Please reproduce the entries that follow without a single difference.

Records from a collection
· · · · · · ·

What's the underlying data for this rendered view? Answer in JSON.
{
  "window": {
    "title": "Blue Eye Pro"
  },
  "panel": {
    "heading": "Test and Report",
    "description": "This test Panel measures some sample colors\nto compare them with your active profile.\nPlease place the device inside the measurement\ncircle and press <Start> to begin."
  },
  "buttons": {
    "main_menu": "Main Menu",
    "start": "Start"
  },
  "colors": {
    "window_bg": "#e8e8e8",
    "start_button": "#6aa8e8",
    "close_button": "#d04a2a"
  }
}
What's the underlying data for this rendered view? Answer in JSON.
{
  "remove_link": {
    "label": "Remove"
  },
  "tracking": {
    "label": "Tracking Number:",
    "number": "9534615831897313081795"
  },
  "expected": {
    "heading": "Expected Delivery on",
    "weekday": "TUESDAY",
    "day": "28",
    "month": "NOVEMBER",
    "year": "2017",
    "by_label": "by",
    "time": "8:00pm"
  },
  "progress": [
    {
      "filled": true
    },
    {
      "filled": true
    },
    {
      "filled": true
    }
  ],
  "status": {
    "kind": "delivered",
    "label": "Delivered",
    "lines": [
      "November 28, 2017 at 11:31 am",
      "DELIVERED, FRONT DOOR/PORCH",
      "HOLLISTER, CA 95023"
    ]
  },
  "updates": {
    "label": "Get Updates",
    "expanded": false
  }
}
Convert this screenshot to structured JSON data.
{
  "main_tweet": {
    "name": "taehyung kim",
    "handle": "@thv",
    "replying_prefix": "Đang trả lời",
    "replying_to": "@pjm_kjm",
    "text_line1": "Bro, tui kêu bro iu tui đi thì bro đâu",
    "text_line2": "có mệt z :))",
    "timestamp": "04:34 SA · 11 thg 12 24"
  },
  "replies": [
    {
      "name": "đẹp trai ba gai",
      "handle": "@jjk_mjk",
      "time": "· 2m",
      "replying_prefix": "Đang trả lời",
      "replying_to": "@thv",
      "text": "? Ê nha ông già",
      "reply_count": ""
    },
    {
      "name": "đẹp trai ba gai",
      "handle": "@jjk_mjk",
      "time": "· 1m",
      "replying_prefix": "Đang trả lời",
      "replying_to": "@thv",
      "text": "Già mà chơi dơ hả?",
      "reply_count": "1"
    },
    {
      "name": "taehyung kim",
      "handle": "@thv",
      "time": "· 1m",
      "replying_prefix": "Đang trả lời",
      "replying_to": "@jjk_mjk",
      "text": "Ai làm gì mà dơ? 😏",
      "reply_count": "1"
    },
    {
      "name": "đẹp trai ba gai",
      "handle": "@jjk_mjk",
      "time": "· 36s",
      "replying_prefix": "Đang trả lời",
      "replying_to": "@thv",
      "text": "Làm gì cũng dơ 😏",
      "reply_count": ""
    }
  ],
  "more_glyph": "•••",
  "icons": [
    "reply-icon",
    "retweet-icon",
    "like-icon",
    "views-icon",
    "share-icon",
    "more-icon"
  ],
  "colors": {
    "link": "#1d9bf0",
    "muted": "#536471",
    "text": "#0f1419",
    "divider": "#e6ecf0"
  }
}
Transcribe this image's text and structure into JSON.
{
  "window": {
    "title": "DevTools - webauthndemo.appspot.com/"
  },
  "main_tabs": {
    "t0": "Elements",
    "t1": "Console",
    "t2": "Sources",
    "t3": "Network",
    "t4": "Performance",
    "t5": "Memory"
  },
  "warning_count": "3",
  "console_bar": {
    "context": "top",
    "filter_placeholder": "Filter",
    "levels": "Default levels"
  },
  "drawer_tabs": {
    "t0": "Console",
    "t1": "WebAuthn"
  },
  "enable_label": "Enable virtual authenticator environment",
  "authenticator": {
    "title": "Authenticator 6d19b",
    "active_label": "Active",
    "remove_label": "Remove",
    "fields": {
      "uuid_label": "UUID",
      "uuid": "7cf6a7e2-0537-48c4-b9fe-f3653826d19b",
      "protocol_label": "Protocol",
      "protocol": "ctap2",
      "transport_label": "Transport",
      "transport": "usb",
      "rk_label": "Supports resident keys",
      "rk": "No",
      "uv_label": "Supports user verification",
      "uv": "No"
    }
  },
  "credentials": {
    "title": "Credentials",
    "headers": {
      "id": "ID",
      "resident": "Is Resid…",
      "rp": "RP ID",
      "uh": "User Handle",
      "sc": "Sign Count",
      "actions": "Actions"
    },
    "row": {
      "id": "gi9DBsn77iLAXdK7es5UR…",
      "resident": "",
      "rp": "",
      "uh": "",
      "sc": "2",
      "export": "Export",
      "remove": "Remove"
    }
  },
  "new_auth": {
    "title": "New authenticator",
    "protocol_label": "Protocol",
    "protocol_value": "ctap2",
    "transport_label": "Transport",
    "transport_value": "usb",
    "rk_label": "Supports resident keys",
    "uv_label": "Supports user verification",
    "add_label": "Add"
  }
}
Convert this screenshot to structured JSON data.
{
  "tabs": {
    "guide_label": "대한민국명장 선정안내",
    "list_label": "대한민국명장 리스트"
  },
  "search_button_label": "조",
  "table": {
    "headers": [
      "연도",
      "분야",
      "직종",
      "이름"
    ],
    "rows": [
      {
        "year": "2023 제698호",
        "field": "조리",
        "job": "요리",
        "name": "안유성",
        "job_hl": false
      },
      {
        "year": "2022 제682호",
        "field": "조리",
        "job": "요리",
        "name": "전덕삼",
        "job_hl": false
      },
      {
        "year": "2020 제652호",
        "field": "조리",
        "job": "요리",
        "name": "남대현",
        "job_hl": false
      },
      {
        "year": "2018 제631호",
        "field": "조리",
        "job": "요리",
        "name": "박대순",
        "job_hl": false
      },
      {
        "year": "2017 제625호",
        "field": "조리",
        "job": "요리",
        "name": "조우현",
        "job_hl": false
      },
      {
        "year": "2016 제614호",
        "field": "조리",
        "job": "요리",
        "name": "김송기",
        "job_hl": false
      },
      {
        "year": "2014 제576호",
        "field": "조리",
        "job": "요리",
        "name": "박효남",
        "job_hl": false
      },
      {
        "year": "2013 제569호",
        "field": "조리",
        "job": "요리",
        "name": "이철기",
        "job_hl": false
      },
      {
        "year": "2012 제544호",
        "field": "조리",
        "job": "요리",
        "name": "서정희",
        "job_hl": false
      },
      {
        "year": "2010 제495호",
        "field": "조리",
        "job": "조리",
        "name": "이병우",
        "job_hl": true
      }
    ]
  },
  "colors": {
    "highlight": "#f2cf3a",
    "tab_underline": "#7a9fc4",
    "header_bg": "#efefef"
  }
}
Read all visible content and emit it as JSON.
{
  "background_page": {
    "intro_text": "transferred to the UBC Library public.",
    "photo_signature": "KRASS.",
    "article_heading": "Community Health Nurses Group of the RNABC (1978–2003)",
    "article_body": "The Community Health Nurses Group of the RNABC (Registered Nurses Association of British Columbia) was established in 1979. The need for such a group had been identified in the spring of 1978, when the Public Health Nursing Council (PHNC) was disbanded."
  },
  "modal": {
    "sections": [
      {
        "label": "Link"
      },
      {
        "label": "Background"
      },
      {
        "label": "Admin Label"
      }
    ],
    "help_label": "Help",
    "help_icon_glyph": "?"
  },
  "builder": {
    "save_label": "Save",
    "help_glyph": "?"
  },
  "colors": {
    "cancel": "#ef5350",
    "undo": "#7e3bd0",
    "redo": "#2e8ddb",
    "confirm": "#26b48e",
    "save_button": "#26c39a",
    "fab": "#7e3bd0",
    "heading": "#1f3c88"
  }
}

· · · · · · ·

:: Result for this task ::
What's the underlying data for this rendered view? Answer in JSON.
{
  "window": {
    "title": "Blue Eye Pro"
  },
  "panel": {
    "heading": "Test and Report",
    "description": "This test Panel measures some sample colors\nto compare them with your active profile.\nPlease place the device inside the measurement\ncircle and press <Start> to begin."
  },
  "buttons": {
    "main_menu": "Main Menu",
    "start": "Start"
  },
  "colors": {
    "window_bg": "#e8e8e8",
    "start_button": "#6aa8e8",
    "close_button": "#d04a2a"
  }
}
What's the underlying data for this rendered view? Answer in JSON.
{
  "remove_link": {
    "label": "Remove"
  },
  "tracking": {
    "label": "Tracking Number:",
    "number": "9534615831897313081795"
  },
  "expected": {
    "heading": "Expected Delivery on",
    "weekday": "TUESDAY",
    "day": "28",
    "month": "NOVEMBER",
    "year": "2017",
    "by_label": "by",
    "time": "8:00pm"
  },
  "progress": [
    {
      "filled": true
    },
    {
      "filled": true
    },
    {
      "filled": true
    }
  ],
  "status": {
    "kind": "delivered",
    "label": "Delivered",
    "lines": [
      "November 28, 2017 at 11:31 am",
      "DELIVERED, FRONT DOOR/PORCH",
      "HOLLISTER, CA 95023"
    ]
  },
  "updates": {
    "label": "Get Updates",
    "expanded": false
  }
}
Convert this screenshot to structured JSON data.
{
  "main_tweet": {
    "name": "taehyung kim",
    "handle": "@thv",
    "replying_prefix": "Đang trả lời",
    "replying_to": "@pjm_kjm",
    "text_line1": "Bro, tui kêu bro iu tui đi thì bro đâu",
    "text_line2": "có mệt z :))",
    "timestamp": "04:34 SA · 11 thg 12 24"
  },
  "replies": [
    {
      "name": "đẹp trai ba gai",
      "handle": "@jjk_mjk",
      "time": "· 2m",
      "replying_prefix": "Đang trả lời",
      "replying_to": "@thv",
      "text": "? Ê nha ông già",
      "reply_count": ""
    },
    {
      "name": "đẹp trai ba gai",
      "handle": "@jjk_mjk",
      "time": "· 1m",
      "replying_prefix": "Đang trả lời",
      "replying_to": "@thv",
      "text": "Già mà chơi dơ hả?",
      "reply_count": "1"
    },
    {
      "name": "taehyung kim",
      "handle": "@thv",
      "time": "· 1m",
      "replying_prefix": "Đang trả lời",
      "replying_to": "@jjk_mjk",
      "text": "Ai làm gì mà dơ? 😏",
      "reply_count": "1"
    },
    {
      "name": "đẹp trai ba gai",
      "handle": "@jjk_mjk",
      "time": "· 36s",
      "replying_prefix": "Đang trả lời",
      "replying_to": "@thv",
      "text": "Làm gì cũng dơ 😏",
      "reply_count": ""
    }
  ],
  "more_glyph": "•••",
  "icons": [
    "reply-icon",
    "retweet-icon",
    "like-icon",
    "views-icon",
    "share-icon",
    "more-icon"
  ],
  "colors": {
    "link": "#1d9bf0",
    "muted": "#536471",
    "text": "#0f1419",
    "divider": "#e6ecf0"
  }
}
Transcribe this image's text and structure into JSON.
{
  "window": {
    "title": "DevTools - webauthndemo.appspot.com/"
  },
  "main_tabs": {
    "t0": "Elements",
    "t1": "Console",
    "t2": "Sources",
    "t3": "Network",
    "t4": "Performance",
    "t5": "Memory"
  },
  "warning_count": "3",
  "console_bar": {
    "context": "top",
    "filter_placeholder": "Filter",
    "levels": "Default levels"
  },
  "drawer_tabs": {
    "t0": "Console",
    "t1": "WebAuthn"
  },
  "enable_label": "Enable virtual authenticator environment",
  "authenticator": {
    "title": "Authenticator 6d19b",
    "active_label": "Active",
    "remove_label": "Remove",
    "fields": {
      "uuid_label": "UUID",
      "uuid": "7cf6a7e2-0537-48c4-b9fe-f3653826d19b",
      "protocol_label": "Protocol",
      "protocol": "ctap2",
      "transport_label": "Transport",
      "transport": "usb",
      "rk_label": "Supports resident keys",
      "rk": "No",
      "uv_label": "Supports user verification",
      "uv": "No"
    }
  },
  "credentials": {
    "title": "Credentials",
    "headers": {
      "id": "ID",
      "resident": "Is Resid…",
      "rp": "RP ID",
      "uh": "User Handle",
      "sc": "Sign Count",
      "actions": "Actions"
    },
    "row": {
      "id": "gi9DBsn77iLAXdK7es5UR…",
      "resident": "",
      "rp": "",
      "uh": "",
      "sc": "2",
      "export": "Export",
      "remove": "Remove"
    }
  },
  "new_auth": {
    "title": "New authenticator",
    "protocol_label": "Protocol",
    "protocol_value": "ctap2",
    "transport_label": "Transport",
    "transport_value": "usb",
    "rk_label": "Supports resident keys",
    "uv_label": "Supports user verification",
    "add_label": "Add"
  }
}
Convert this screenshot to structured JSON data.
{
  "tabs": {
    "guide_label": "대한민국명장 선정안내",
    "list_label": "대한민국명장 리스트"
  },
  "search_button_label": "조",
  "table": {
    "headers": [
      "연도",
      "분야",
      "직종",
      "이름"
    ],
    "rows": [
      {
        "year": "2023 제698호",
        "field": "조리",
        "job": "요리",
        "name": "안유성",
        "job_hl": false
      },
      {
        "year": "2022 제682호",
        "field": "조리",
        "job": "요리",
        "name": "전덕삼",
        "job_hl": false
      },
      {
        "year": "2020 제652호",
        "field": "조리",
        "job": "요리",
        "name": "남대현",
        "job_hl": false
      },
      {
        "year": "2018 제631호",
        "field": "조리",
        "job": "요리",
        "name": "박대순",
        "job_hl": false
      },
      {
        "year": "2017 제625호",
        "field": "조리",
        "job": "요리",
        "name": "조우현",
        "job_hl": false
      },
      {
        "year": "2016 제614호",
        "field": "조리",
        "job": "요리",
        "name": "김송기",
        "job_hl": false
      },
      {
        "year": "2014 제576호",
        "field": "조리",
        "job": "요리",
        "name": "박효남",
        "job_hl": false
      },
      {
        "year": "2013 제569호",
        "field": "조리",
        "job": "요리",
        "name": "이철기",
        "job_hl": false
      },
      {
        "year": "2012 제544호",
        "field": "조리",
        "job": "요리",
        "name": "서정희",
        "job_hl": false
      },
      {
        "year": "2010 제495호",
        "field": "조리",
        "job": "조리",
        "name": "이병우",
        "job_hl": true
      }
    ]
  },
  "colors": {
    "highlight": "#f2cf3a",
    "tab_underline": "#7a9fc4",
    "header_bg": "#efefef"
  }
}
Read all visible content and emit it as JSON.
{
  "background_page": {
    "intro_text": "transferred to the UBC Library public.",
    "photo_signature": "KRASS.",
    "article_heading": "Community Health Nurses Group of the RNABC (1978–2003)",
    "article_body": "The Community Health Nurses Group of the RNABC (Registered Nurses Association of British Columbia) was established in 1979. The need for such a group had been identified in the spring of 1978, when the Public Health Nursing Council (PHNC) was disbanded."
  },
  "modal": {
    "sections": [
      {
        "label": "Link"
      },
      {
        "label": "Background"
      },
      {
        "label": "Admin Label"
      }
    ],
    "help_label": "Help",
    "help_icon_glyph": "?"
  },
  "builder": {
    "save_label": "Save",
    "help_glyph": "?"
  },
  "colors": {
    "cancel": "#ef5350",
    "undo": "#7e3bd0",
    "redo": "#2e8ddb",
    "confirm": "#26b48e",
    "save_button": "#26c39a",
    "fab": "#7e3bd0",
    "heading": "#1f3c88"
  }
}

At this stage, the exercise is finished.